We are often instructed by solicitors and prosecuting authorities in criminal matters as a full understanding of the accountancy evidence can have a significant bearing on the assessment of the strength of the prosecution evidence. We provide expert accounting evidence where individuals are subject to prosecution for fraud and white collar crime, focusing on the following three areas:
- consideration of the key issues and giving input into case strategy;
- assessment of the financial evidence; and
- preparation of reports and appearing as expert witness in Court.
Proceeds of crime
Increasingly, courts are hearing cases concerning confiscation of assets of a defendant following his conviction, in which the defendant is said to have a “criminal lifestyle”. The purpose of confiscation proceedings is to deprive the defendant of the financial benefit that he has obtained from criminal conduct.
In recent years we have developed a particular expertise in dealing with the accounting aspects raised in confiscation proceedings, including dealing with the benefit and available asset figures calculated within Section 16 Statements prepared by various prosecuting authorities.
We act for both defendants and prosecuting authorities.
Recent cases include:
Acting on behalf of the owner of a canal-boat business accused of fraudulent trading. The business collapsed leaving significant liabilities to customers. Relying on the limited contemporaneous electronic financial records maintained and the bank statements, we were able to reconstruct the accounts of the business at various fixed points in time. This helped the Court determine the cause and, perhaps more importantly, the timing of the demise of the business. We were was also asked to provide general advice on the responsibilities of directors to maintain accounting records, and their obligation to regularly review the financial position and prospective trading performance of a business to protect the interests of creditors.

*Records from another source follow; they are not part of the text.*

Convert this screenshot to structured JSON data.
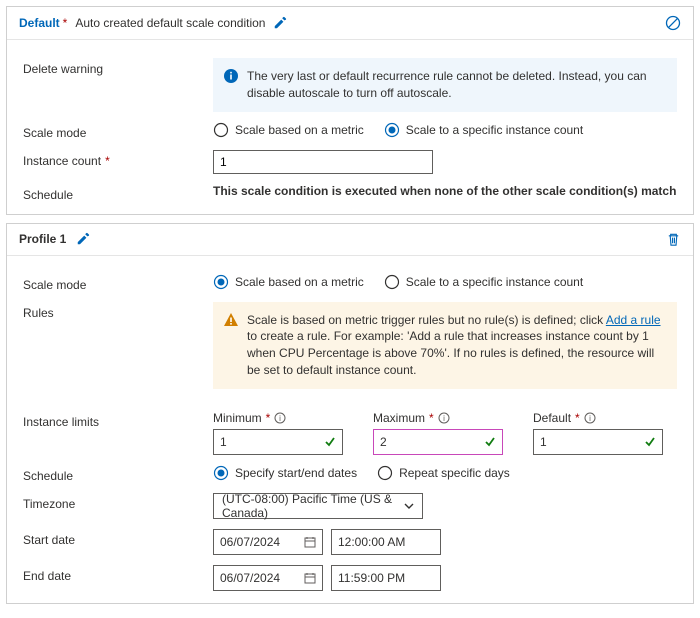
{
  "card1": {
    "title": "Default",
    "subtitle": "Auto created default scale condition",
    "deleteWarningLabel": "Delete warning",
    "deleteWarningText": "The very last or default recurrence rule cannot be deleted. Instead, you can disable autoscale to turn off autoscale.",
    "scaleModeLabel": "Scale mode",
    "radioMetric": "Scale based on a metric",
    "radioCount": "Scale to a specific instance count",
    "instanceCountLabel": "Instance count",
    "instanceCountValue": "1",
    "scheduleLabel": "Schedule",
    "scheduleText": "This scale condition is executed when none of the other scale condition(s) match"
  },
  "card2": {
    "title": "Profile 1",
    "scaleModeLabel": "Scale mode",
    "radioMetric": "Scale based on a metric",
    "radioCount": "Scale to a specific instance count",
    "rulesLabel": "Rules",
    "rulesTextPre": "Scale is based on metric trigger rules but no rule(s) is defined; click ",
    "addRuleLink": "Add a rule",
    "rulesTextPost": " to create a rule. For example: 'Add a rule that increases instance count by 1 when CPU Percentage is above 70%'. If no rules is defined, the resource will be set to default instance count.",
    "limitsLabel": "Instance limits",
    "min": {
      "label": "Minimum",
      "value": "1"
    },
    "max": {
      "label": "Maximum",
      "value": "2"
    },
    "def": {
      "label": "Default",
      "value": "1"
    },
    "scheduleLabel": "Schedule",
    "radioDates": "Specify start/end dates",
    "radioDays": "Repeat specific days",
    "tzLabel": "Timezone",
    "tzValue": "(UTC-08:00) Pacific Time (US & Canada)",
    "startLabel": "Start date",
    "startDate": "06/07/2024",
    "startTime": "12:00:00 AM",
    "endLabel": "End date",
    "endDate": "06/07/2024",
    "endTime": "11:59:00 PM"
  }
}
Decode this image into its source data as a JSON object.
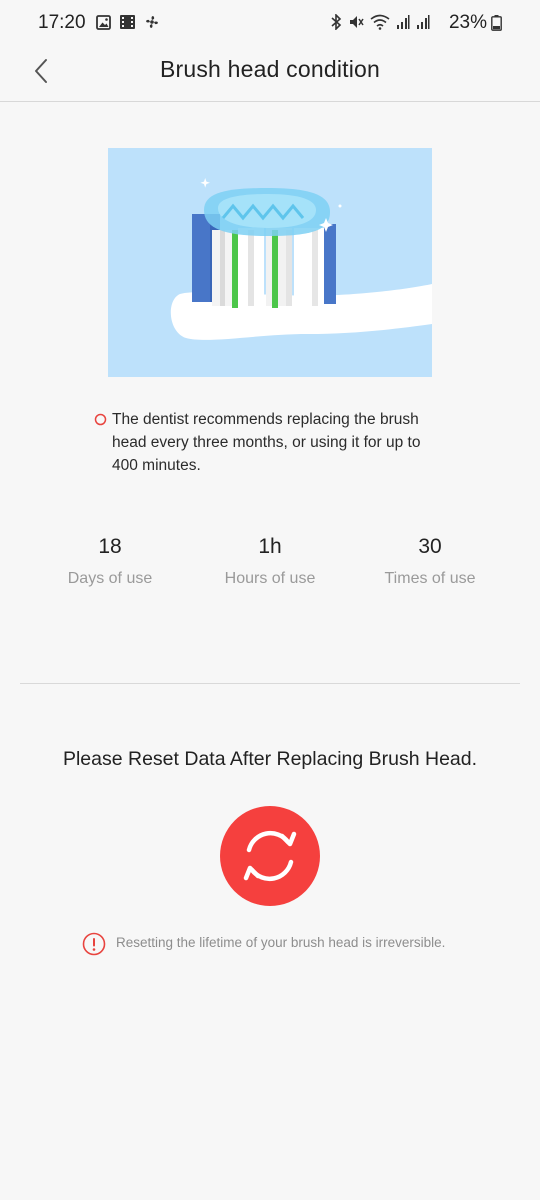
{
  "status_bar": {
    "time": "17:20",
    "battery": "23%",
    "left_icons": [
      "gallery-icon",
      "video-icon",
      "fan-icon"
    ],
    "right_icons": [
      "bluetooth-icon",
      "mute-icon",
      "wifi-icon",
      "signal-icon",
      "signal-icon",
      "battery-icon"
    ]
  },
  "header": {
    "title": "Brush head condition",
    "back_icon": "chevron-left-icon"
  },
  "hero": {
    "icon": "toothbrush-head-illustration",
    "background_color": "#bde1fb"
  },
  "recommendation": {
    "text": "The dentist recommends replacing the brush head every three months, or using it for up to 400 minutes.",
    "icon": "circle-bullet-icon",
    "icon_color": "#e8433e"
  },
  "stats": [
    {
      "value": "18",
      "label": "Days of use"
    },
    {
      "value": "1h",
      "label": "Hours of use"
    },
    {
      "value": "30",
      "label": "Times of use"
    }
  ],
  "reset": {
    "prompt": "Please Reset Data After Replacing Brush Head.",
    "button_icon": "refresh-icon",
    "button_color": "#f5403e",
    "warning_icon": "alert-circle-icon",
    "warning_text": "Resetting the lifetime of your brush head is irreversible."
  }
}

Acting on behalf of a director and part-owner of a window glazing business, convicted of aggressive commercial practices. The prosecution quantified the defendant’s benefit from criminal conduct by reference to the value of the company’s sales. Following detailed analysis of the accounts and bank statements, we were able to show that the vast majority of the trade passing through the business was legitimate – and the benefit figure was instead agreed based on an allocation of the defendant’s remuneration.

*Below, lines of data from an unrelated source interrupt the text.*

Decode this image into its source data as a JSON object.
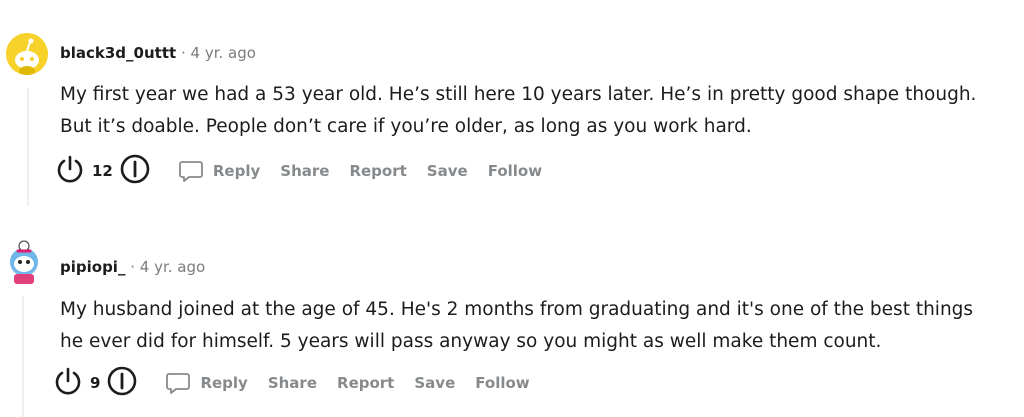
{
  "comments": [
    {
      "author": "black3d_0uttt",
      "separator": "·",
      "time": "4 yr. ago",
      "lines": [
        "My first year we had a 53 year old. He’s still here 10 years later. He’s in pretty good shape though.",
        "But it’s doable. People don’t care if you’re older, as long as you work hard."
      ],
      "score": "12",
      "actions": {
        "reply": "Reply",
        "share": "Share",
        "report": "Report",
        "save": "Save",
        "follow": "Follow"
      }
    },
    {
      "author": "pipiopi_",
      "separator": "·",
      "time": "4 yr. ago",
      "lines": [
        "My husband joined at the age of 45. He's 2 months from graduating and it's one of the best things",
        "he ever did for himself. 5 years will pass anyway so you might as well make them count."
      ],
      "score": "9",
      "actions": {
        "reply": "Reply",
        "share": "Share",
        "report": "Report",
        "save": "Save",
        "follow": "Follow"
      }
    }
  ],
  "icons": {
    "upvote": "upvote-icon",
    "downvote": "downvote-icon",
    "reply": "speech-bubble-icon"
  },
  "colors": {
    "text": "#1c1c1c",
    "muted": "#878a8c",
    "avatar1_bg": "#f7d22b"
  }
}
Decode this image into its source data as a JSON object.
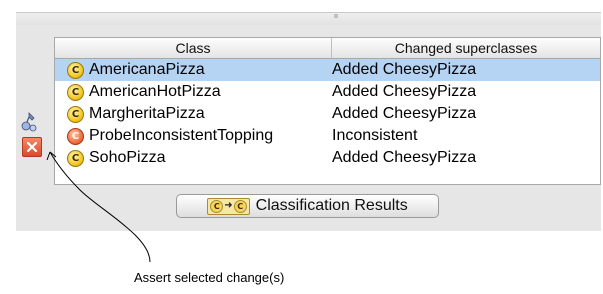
{
  "table": {
    "columns": [
      "Class",
      "Changed superclasses"
    ],
    "rows": [
      {
        "icon": "class-icon",
        "class": "AmericanaPizza",
        "change": "Added CheesyPizza",
        "selected": true
      },
      {
        "icon": "class-icon",
        "class": "AmericanHotPizza",
        "change": "Added CheesyPizza",
        "selected": false
      },
      {
        "icon": "class-icon",
        "class": "MargheritaPizza",
        "change": "Added CheesyPizza",
        "selected": false
      },
      {
        "icon": "inconsistent-class-icon",
        "class": "ProbeInconsistentTopping",
        "change": "Inconsistent",
        "selected": false
      },
      {
        "icon": "class-icon",
        "class": "SohoPizza",
        "change": "Added CheesyPizza",
        "selected": false
      }
    ],
    "icon_glyph": "C"
  },
  "button": {
    "label": "Classification Results"
  },
  "annotation": {
    "text": "Assert selected change(s)"
  },
  "colors": {
    "selection": "#b5d3f3",
    "class_icon": "#f2c51c",
    "inconsistent_icon": "#ee6a3a",
    "panel_bg": "#e6e6e6"
  }
}
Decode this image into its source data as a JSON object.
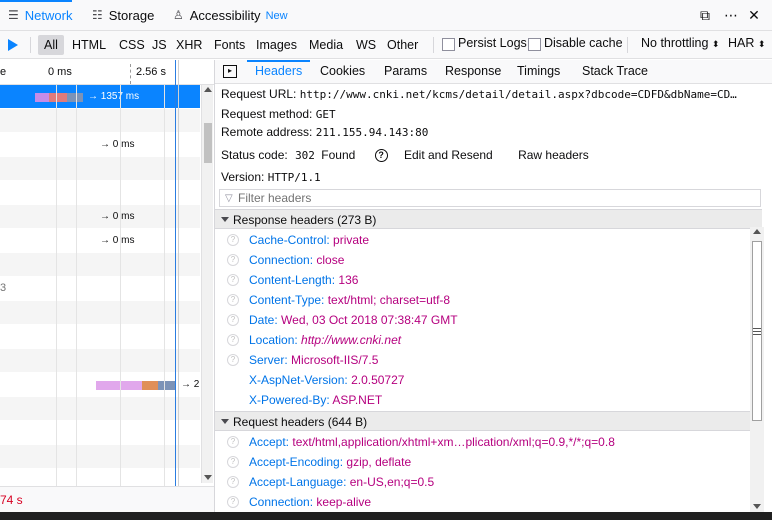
{
  "toolbar": {
    "tabs": [
      {
        "label": "Network",
        "icon": "network-icon"
      },
      {
        "label": "Storage",
        "icon": "storage-icon"
      },
      {
        "label": "Accessibility",
        "icon": "accessibility-icon",
        "badge": "New"
      }
    ]
  },
  "filters": {
    "types": [
      "All",
      "HTML",
      "CSS",
      "JS",
      "XHR",
      "Fonts",
      "Images",
      "Media",
      "WS",
      "Other"
    ],
    "persist_logs": "Persist Logs",
    "disable_cache": "Disable cache",
    "throttling": "No throttling",
    "har": "HAR"
  },
  "waterfall": {
    "header_left": "e",
    "tick_0": "0 ms",
    "tick_1": "2.56 s",
    "row_1_time": "→ 1357 ms",
    "row_3_time": "→ 0 ms",
    "row_6_time": "→ 0 ms",
    "row_7_time": "→ 0 ms",
    "row_9_frag": "3",
    "row_12_time": "→ 2",
    "footer_time": "74 s"
  },
  "details": {
    "tabs": [
      "Headers",
      "Cookies",
      "Params",
      "Response",
      "Timings",
      "Stack Trace"
    ],
    "request_url_label": "Request URL:",
    "request_url": "http://www.cnki.net/kcms/detail/detail.aspx?dbcode=CDFD&dbName=CD…",
    "method_label": "Request method:",
    "method": "GET",
    "remote_label": "Remote address:",
    "remote": "211.155.94.143:80",
    "status_label": "Status code:",
    "status_code": "302",
    "status_text": "Found",
    "edit_resend": "Edit and Resend",
    "raw_headers": "Raw headers",
    "version_label": "Version:",
    "version": "HTTP/1.1",
    "filter_placeholder": "Filter headers"
  },
  "response_headers": {
    "title": "Response headers (273 B)",
    "items": [
      {
        "name": "Cache-Control:",
        "value": "private"
      },
      {
        "name": "Connection:",
        "value": "close"
      },
      {
        "name": "Content-Length:",
        "value": "136"
      },
      {
        "name": "Content-Type:",
        "value": "text/html; charset=utf-8"
      },
      {
        "name": "Date:",
        "value": "Wed, 03 Oct 2018 07:38:47 GMT"
      },
      {
        "name": "Location:",
        "value": "http://www.cnki.net"
      },
      {
        "name": "Server:",
        "value": "Microsoft-IIS/7.5"
      },
      {
        "name": "X-AspNet-Version:",
        "value": "2.0.50727"
      },
      {
        "name": "X-Powered-By:",
        "value": "ASP.NET"
      }
    ]
  },
  "request_headers": {
    "title": "Request headers (644 B)",
    "items": [
      {
        "name": "Accept:",
        "value": "text/html,application/xhtml+xm…plication/xml;q=0.9,*/*;q=0.8"
      },
      {
        "name": "Accept-Encoding:",
        "value": "gzip, deflate"
      },
      {
        "name": "Accept-Language:",
        "value": "en-US,en;q=0.5"
      },
      {
        "name": "Connection:",
        "value": "keep-alive"
      }
    ]
  },
  "colors": {
    "accent": "#0a84ff",
    "header_name": "#0074e8",
    "header_value": "#b5007f"
  }
}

Acting on behalf of a metropolitan police force to analyse and review the bank statements of members of an organised crime group convicted of the distribution of controlled drugs, with a view to identifying income from criminal sources. We arranged for the bank statements to be converted into Excel, to facilitate classification and analysis. We were able to demonstrate that significant credits into the accounts could not be readily explained, and that their lifestyle expenditure was inconsistent with their legitimate trading income.